that Cardinal Health possessed assets belonging to Livingston
for the satisfaction of the default judgment. Cardinal Health
was served with the writ through certified mail in March 2015
and was directed to answer. Cardinal Health answered the
interrogatories included in the writ, stating that Livingston
earned $14.64 hourly in Cardinal Health's employ.
circuit court set a hearing for June 1, 2015. The court sent
notice of this hearing electronically on May 27, 2015, but
sent it only to the counsel for Beth's Bail Bonds, Thomas
Burns. The notice of the hearing stated that it was "the
responsibility of the parties/attorneys to notify [the court]
of any parties/attorneys who have been inadvertently omitted
from this notice."
Bail Bonds did not serve a copy of the hearing notice on
Cardinal Health. The only communications between the parties
between the date of service of the writ of garnishment and

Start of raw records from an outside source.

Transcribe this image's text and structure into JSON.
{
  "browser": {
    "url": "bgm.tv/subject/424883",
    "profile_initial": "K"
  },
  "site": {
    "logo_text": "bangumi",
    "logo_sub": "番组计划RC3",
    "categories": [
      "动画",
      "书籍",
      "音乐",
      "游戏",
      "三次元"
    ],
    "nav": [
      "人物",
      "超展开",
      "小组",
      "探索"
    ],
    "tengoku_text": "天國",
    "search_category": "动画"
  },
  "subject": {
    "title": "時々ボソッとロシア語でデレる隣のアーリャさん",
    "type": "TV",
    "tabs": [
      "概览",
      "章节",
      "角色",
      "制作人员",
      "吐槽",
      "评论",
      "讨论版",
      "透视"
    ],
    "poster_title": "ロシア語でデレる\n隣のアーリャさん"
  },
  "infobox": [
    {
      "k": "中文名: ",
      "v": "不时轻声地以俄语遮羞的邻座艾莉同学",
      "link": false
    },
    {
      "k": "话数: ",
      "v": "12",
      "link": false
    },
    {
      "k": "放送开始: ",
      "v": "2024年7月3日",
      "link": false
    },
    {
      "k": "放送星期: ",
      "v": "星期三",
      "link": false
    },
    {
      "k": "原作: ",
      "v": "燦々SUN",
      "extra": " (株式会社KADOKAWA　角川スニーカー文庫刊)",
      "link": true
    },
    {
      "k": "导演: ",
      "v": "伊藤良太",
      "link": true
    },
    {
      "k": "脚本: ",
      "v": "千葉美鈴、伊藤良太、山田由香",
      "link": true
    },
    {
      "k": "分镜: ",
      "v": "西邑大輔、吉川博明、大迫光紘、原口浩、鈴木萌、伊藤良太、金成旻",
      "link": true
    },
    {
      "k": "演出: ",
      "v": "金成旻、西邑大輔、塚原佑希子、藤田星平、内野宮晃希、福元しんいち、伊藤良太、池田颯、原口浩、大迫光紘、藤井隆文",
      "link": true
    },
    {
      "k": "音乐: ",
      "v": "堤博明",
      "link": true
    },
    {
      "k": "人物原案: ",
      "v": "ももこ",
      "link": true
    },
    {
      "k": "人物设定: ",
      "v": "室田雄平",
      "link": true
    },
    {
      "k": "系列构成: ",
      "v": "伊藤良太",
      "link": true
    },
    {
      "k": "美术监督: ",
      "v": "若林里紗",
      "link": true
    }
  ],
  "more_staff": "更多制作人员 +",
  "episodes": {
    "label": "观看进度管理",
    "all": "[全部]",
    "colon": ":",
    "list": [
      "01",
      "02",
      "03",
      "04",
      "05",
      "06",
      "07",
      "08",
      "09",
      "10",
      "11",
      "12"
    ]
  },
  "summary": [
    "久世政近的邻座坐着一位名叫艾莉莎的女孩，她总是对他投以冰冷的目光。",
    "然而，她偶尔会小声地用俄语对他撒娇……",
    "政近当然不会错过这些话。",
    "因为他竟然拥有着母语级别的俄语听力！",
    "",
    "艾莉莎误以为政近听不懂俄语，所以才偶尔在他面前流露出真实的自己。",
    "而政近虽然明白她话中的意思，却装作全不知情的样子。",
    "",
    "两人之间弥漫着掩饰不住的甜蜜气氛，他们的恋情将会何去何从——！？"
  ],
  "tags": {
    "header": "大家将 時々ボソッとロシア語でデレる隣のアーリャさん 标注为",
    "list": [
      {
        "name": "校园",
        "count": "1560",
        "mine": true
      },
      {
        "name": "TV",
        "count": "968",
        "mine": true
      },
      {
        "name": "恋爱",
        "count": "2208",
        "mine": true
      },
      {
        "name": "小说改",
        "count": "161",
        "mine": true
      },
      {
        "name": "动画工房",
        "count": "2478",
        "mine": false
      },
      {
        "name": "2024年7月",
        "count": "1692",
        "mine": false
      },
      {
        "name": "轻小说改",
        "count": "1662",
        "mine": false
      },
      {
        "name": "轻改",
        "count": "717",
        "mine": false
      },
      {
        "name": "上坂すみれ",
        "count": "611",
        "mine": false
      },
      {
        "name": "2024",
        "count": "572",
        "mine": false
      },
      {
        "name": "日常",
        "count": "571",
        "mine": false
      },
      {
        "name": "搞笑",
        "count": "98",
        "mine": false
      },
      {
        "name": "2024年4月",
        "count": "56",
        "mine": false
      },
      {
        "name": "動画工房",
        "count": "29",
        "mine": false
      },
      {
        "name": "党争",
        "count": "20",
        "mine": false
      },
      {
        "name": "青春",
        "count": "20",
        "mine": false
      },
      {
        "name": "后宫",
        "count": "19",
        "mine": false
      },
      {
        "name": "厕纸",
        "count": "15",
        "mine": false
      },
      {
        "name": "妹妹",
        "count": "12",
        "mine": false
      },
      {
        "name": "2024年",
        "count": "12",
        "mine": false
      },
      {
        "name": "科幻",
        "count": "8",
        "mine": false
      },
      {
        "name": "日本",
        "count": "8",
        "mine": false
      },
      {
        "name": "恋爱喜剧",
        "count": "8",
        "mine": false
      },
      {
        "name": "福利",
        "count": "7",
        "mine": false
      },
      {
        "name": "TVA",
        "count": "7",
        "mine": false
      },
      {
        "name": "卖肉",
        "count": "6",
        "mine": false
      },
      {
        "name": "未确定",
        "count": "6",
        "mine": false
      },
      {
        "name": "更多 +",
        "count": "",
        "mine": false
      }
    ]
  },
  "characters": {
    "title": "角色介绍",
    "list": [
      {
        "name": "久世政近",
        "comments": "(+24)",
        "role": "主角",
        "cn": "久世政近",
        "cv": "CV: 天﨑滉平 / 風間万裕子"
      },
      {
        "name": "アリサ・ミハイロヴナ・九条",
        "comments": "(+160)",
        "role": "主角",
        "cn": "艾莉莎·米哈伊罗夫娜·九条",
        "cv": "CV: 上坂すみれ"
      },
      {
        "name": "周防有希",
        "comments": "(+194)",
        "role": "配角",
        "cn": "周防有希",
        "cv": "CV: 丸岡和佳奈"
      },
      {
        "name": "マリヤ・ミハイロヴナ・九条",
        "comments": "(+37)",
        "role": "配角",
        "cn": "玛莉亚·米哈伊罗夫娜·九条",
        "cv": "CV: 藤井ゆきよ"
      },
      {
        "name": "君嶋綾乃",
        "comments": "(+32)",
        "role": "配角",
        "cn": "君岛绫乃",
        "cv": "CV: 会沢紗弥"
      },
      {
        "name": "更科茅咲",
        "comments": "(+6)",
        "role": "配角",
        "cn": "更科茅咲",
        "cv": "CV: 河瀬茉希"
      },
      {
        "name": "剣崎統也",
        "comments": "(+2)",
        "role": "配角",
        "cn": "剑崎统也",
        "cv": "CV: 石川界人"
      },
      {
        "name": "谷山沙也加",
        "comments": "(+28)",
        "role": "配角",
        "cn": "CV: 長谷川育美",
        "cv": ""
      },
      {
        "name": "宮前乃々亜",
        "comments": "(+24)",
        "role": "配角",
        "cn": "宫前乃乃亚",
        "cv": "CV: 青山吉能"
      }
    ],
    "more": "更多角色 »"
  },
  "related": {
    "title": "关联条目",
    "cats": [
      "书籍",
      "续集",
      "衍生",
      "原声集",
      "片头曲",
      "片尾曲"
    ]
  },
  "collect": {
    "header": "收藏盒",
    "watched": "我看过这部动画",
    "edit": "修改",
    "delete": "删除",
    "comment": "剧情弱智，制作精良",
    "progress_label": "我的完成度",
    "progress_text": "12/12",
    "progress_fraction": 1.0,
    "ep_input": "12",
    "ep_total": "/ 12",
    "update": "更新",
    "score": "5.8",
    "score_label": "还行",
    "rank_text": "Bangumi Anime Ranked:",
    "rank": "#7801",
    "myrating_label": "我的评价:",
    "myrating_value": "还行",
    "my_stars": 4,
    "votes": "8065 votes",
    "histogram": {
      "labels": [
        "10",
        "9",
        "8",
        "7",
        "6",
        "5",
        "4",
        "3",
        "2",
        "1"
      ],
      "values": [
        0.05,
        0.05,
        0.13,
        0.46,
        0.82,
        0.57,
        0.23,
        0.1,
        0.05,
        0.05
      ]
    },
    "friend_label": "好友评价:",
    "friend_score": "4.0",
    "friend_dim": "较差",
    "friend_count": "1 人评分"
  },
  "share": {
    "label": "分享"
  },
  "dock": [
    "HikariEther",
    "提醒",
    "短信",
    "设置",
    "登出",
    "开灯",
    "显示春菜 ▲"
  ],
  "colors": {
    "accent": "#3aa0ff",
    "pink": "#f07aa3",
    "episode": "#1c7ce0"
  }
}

the date of the hearing were (1) Burns's notice and entry
of appearance and (2) a proposed draft of the order to pay,
both sent on May 1, 2015. Neither document indicated the date
or existence of the June 1, 2015 hearing, which had been
scheduled only five days prior to the hearing.
Cardinal Health did not appear at the June 1, 2015 hearing,
the circuit court stated that Cardinal Health had made
"several errors" and had been "given an
opportunity when this hearing was set to realize that some
huge misprision had been made." The circuit court issued
an order to pay for $26, 874, which is the original amount of
the judgment against Livingston plus postjudgment interest.
The order was entered on the day of the hearing, but it was
not served on Cardinal Health until October, long after the
deadline for appeal had passed.
Health filed a motion for relief or in the alternative for an
extension of the time to appeal. The circuit court denied the
motion. Cardinal Health filed a notice of appeal.
circuit court also denied a motion to stay execution of the
order to pay pending the appeal. We granted a motion to stay
execution. Beth's Bail Bonds filed a motion to dismiss
this appeal for lack of appellate jurisdiction, and we
dispose of that motion with the case.
Motion to Dismiss
appeal comes to us under Rule 2(a)(5) of the Arkansas Rules
of Appellate Procedure-Civ., which authorizes us to hear an
appeal from "an order which vacates or sustains an
attachment or garnishment." Beth's Bail Bonds argues
that this is not such an action, because it is an appeal from
the denial of a postjudgment motion for relief from December
2015 rather than from the initial writ of garnishment or the
order to pay from June 2015. Beth's Bail Bonds
additionally argues that Cardinal Health waived its
alternative argument requesting an extension of ...